Field of study and market demand:
The unemployment rate for college graduates can vary depending on the field of study. Some fields, such as engineering, computer science, and healthcare, often have lower unemployment rates due to high demand and industry-specific skill requirements. On the other hand, fields with oversaturation or limited job opportunities may experience higher unemployment rates among graduates.
Solutions and Strategies to Address the Unemployment Rate for College Graduates
Educational reforms and skill development initiatives:
a) Enhancing curricula: Educational institutions can revise their curricula to ensure they are aligned with industry needs. This involves incorporating practical and relevant skills, such as internships, project-based learning, and real-world problem-solving, to equip graduates with the abilities required by employers.
b) Promoting internships and apprenticeships: Encouraging partnerships between educational institutions and businesses can provide students with valuable work experience and industry exposure. Internship and apprenticeship programs allow students to apply their theoretical knowledge in practical settings, enhancing their employability.
Bridging the gap between academia and industry:
a) Strengthening industry-academia collaborations: Collaborative initiatives between educational institutions and industries can facilitate knowledge exchange, internships, research projects, and guest lectures. This collaboration ensures that graduates are equipped with skills that are directly applicable in the workplace.

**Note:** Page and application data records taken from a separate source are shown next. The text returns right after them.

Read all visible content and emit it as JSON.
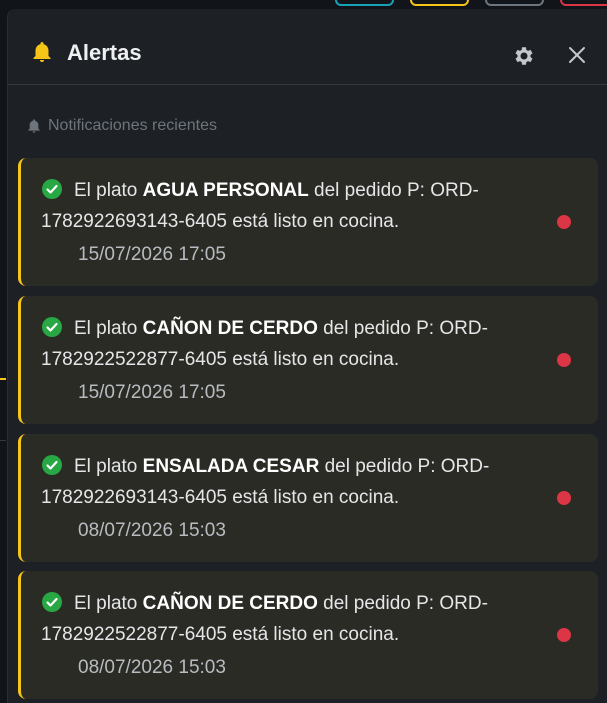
{
  "header": {
    "title": "Alertas",
    "bell_icon": "bell-icon",
    "settings_icon": "gear-icon",
    "close_icon": "close-icon",
    "accent_color": "#f5c518"
  },
  "section": {
    "label": "Notificaciones recientes"
  },
  "notifications": [
    {
      "prefix": "El plato ",
      "dish": "AGUA PERSONAL",
      "suffix": " del pedido P: ORD-1782922693143-6405 está listo en cocina.",
      "time": "15/07/2026 17:05",
      "unread": true
    },
    {
      "prefix": "El plato ",
      "dish": "CAÑON DE CERDO",
      "suffix": " del pedido P: ORD-1782922522877-6405 está listo en cocina.",
      "time": "15/07/2026 17:05",
      "unread": true
    },
    {
      "prefix": "El plato ",
      "dish": "ENSALADA CESAR",
      "suffix": " del pedido P: ORD-1782922693143-6405 está listo en cocina.",
      "time": "08/07/2026 15:03",
      "unread": true
    },
    {
      "prefix": "El plato ",
      "dish": "CAÑON DE CERDO",
      "suffix": " del pedido P: ORD-1782922522877-6405 está listo en cocina.",
      "time": "08/07/2026 15:03",
      "unread": true
    }
  ],
  "colors": {
    "card_border": "#f5c518",
    "success": "#28a745",
    "unread_dot": "#dc3545"
  }
}
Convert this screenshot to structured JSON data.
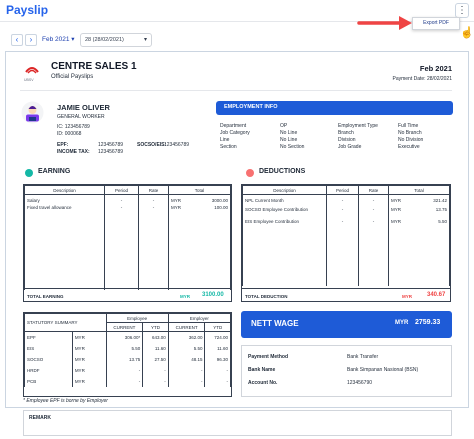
{
  "app": {
    "title": "Payslip",
    "more_icon": "kebab-icon",
    "export_label": "Export PDF"
  },
  "filters": {
    "month": "Feb 2021",
    "date_range": "28 (28/02/2021)"
  },
  "company": {
    "name": "CENTRE SALES 1",
    "subtitle": "Official Payslips",
    "logo_text": "UBSV",
    "period": "Feb 2021",
    "payment_date": "Payment Date: 28/02/2021"
  },
  "employee": {
    "name": "JAMIE OLIVER",
    "position": "GENERAL WORKER",
    "ic": "IC: 123456789",
    "id": "ID: 000068",
    "epf": "EPF:",
    "epf_value": "123456789",
    "socso_label": "SOCSO/EIS:",
    "socso_value": "123456789",
    "income_tax_label": "INCOME TAX:",
    "income_tax_value": "123456789"
  },
  "employment_info": {
    "header": "EMPLOYMENT INFO",
    "left": [
      {
        "label": "Department",
        "value": "OP"
      },
      {
        "label": "Job Category",
        "value": "No Line"
      },
      {
        "label": "Line",
        "value": "No Line"
      },
      {
        "label": "Section",
        "value": "No Section"
      }
    ],
    "right": [
      {
        "label": "Employment Type",
        "value": "Full Time"
      },
      {
        "label": "Branch",
        "value": "No Branch"
      },
      {
        "label": "Division",
        "value": "No Division"
      },
      {
        "label": "Job Grade",
        "value": "Executive"
      }
    ]
  },
  "earning": {
    "title": "EARNING",
    "color": "#14b8a6",
    "headers": [
      "Description",
      "Period",
      "Rate",
      "Total"
    ],
    "rows": [
      {
        "desc": "Salary",
        "period": "-",
        "rate": "-",
        "cur": "MYR",
        "total": "3000.00"
      },
      {
        "desc": "Fixed travel allowance",
        "period": "-",
        "rate": "-",
        "cur": "MYR",
        "total": "100.00"
      }
    ],
    "total_label": "TOTAL EARNING",
    "total_cur": "MYR",
    "total_value": "3100.00"
  },
  "deductions": {
    "title": "DEDUCTIONS",
    "color": "#f87171",
    "headers": [
      "Description",
      "Period",
      "Rate",
      "Total"
    ],
    "rows": [
      {
        "desc": "NPL Current Month",
        "period": "-",
        "rate": "-",
        "cur": "MYR",
        "total": "321.42"
      },
      {
        "desc": "SOCSO Employee Contribution",
        "period": "-",
        "rate": "-",
        "cur": "MYR",
        "total": "13.75"
      },
      {
        "desc": "EIS Employee Contribution",
        "period": "-",
        "rate": "-",
        "cur": "MYR",
        "total": "5.50"
      }
    ],
    "total_label": "TOTAL DEDUCTION",
    "total_cur": "MYR",
    "total_value": "340.67"
  },
  "statutory": {
    "title": "STATUTORY SUMMARY",
    "employee": "Employee",
    "employer": "Employer",
    "current": "CURRENT",
    "ytd": "YTD",
    "rows": [
      {
        "name": "EPF",
        "cur": "MYR",
        "ee_cur": "306.00",
        "ee_star": "*",
        "ee_ytd": "643.00",
        "er_cur": "362.00",
        "er_ytd": "724.00"
      },
      {
        "name": "EIS",
        "cur": "MYR",
        "ee_cur": "5.50",
        "ee_star": "",
        "ee_ytd": "11.60",
        "er_cur": "5.50",
        "er_ytd": "11.60"
      },
      {
        "name": "SOCSO",
        "cur": "MYR",
        "ee_cur": "13.75",
        "ee_star": "",
        "ee_ytd": "27.50",
        "er_cur": "48.15",
        "er_ytd": "96.30"
      },
      {
        "name": "HRDF",
        "cur": "MYR",
        "ee_cur": "-",
        "ee_star": "",
        "ee_ytd": "-",
        "er_cur": "-",
        "er_ytd": "-"
      },
      {
        "name": "PCB",
        "cur": "MYR",
        "ee_cur": "-",
        "ee_star": "",
        "ee_ytd": "-",
        "er_cur": "-",
        "er_ytd": "-"
      }
    ],
    "note": "* Employee EPF is borne by Employer"
  },
  "nett": {
    "label": "NETT WAGE",
    "cur": "MYR",
    "value": "2759.33"
  },
  "payment": [
    {
      "label": "Payment Method",
      "value": "Bank Transfer"
    },
    {
      "label": "Bank Name",
      "value": "Bank Simpanan Nasional (BSN)"
    },
    {
      "label": "Account No.",
      "value": "123456790"
    }
  ],
  "remark": {
    "label": "REMARK"
  }
}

b) Encouraging research and innovation: Institutions can foster a culture of research and innovation, encouraging graduates to develop entrepreneurial mindsets and engage in projects that address real-world challenges. This promotes creativity, problem-solving abilities, and entrepreneurial skills, making graduates more attractive to employers.
Career counseling and guidance services:
a) Comprehensive career counseling: Institutions can offer comprehensive career counseling services to help students make informed decisions about their career paths. This includes assisting with resume writing, interview preparation, and providing guidance on job search strategies.
b) Job search support: Offering resources and workshops on effective job search techniques, networking strategies, and leveraging online platforms can empower graduates to navigate the job market more effectively. Career fairs and networking events can also provide opportunities for graduates to connect with potential employers.
Entrepreneurship and self-employment:
a) Fostering an entrepreneurial mindset: Encouraging graduates to consider entrepreneurship as a viable career option can help create job opportunities. Institutions can offer entrepreneurship programs, mentorship, and support networks to inspire and guide aspiring entrepreneurs.
b) Offering support and resources: Establishing incubation centers, providing access to funding, and offering business development resources can enable graduates to start their own ventures. Entrepreneurship initiatives can contribute to job creation and stimulate economic growth.
The issue of unemployment among college graduates is complex and multifaceted. It requires a holistic approach that encompasses educational reforms, collaborative efforts between academia and industry, and targeted support for career guidance and entrepreneurship. By addressing the factors contributing to graduate unemployment and implementing proactive strategies, we can create a more conducive environment for graduates to transition smoothly into the job market. It is crucial to recognize the evolving nature of work and empower graduates with the necessary skills and knowledge to adapt to changing demands. Through these efforts, we can maximize the potential of our college graduates, ensuring their contributions to the economy and society at large.